**Supplied records:**
::::
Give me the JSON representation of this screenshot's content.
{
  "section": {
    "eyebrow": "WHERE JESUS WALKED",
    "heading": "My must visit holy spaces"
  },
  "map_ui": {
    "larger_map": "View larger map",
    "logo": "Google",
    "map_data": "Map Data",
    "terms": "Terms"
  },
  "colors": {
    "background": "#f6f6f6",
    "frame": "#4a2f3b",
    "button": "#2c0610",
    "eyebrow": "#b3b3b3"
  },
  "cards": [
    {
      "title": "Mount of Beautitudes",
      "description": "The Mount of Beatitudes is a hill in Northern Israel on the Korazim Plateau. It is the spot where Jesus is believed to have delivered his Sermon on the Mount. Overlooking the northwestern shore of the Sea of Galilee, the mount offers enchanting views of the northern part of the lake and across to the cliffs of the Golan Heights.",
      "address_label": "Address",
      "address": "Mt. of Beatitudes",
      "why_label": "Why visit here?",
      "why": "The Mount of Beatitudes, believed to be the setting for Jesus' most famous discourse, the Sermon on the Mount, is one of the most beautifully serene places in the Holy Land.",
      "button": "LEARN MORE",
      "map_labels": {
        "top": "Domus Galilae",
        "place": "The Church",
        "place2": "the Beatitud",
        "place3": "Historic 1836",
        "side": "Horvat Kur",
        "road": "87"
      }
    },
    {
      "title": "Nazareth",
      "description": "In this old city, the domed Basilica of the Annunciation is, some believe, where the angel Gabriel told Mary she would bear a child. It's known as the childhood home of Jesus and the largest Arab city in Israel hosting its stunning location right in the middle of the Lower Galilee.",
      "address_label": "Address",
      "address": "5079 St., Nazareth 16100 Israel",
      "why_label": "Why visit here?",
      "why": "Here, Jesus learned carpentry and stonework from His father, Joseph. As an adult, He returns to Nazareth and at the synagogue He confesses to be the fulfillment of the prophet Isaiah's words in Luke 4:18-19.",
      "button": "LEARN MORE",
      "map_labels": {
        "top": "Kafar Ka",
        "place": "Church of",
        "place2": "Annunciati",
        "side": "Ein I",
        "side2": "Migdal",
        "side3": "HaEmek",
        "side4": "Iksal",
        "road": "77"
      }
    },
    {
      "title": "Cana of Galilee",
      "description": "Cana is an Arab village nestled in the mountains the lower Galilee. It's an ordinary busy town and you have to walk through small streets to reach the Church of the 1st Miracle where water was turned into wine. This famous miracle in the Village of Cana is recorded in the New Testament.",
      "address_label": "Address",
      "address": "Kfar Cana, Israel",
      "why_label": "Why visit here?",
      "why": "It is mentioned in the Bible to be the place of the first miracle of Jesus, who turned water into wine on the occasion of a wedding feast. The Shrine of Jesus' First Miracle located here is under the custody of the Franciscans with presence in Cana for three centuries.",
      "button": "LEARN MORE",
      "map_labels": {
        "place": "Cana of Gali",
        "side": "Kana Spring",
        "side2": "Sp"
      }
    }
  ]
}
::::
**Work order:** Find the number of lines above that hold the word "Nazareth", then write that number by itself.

**Task response:** 3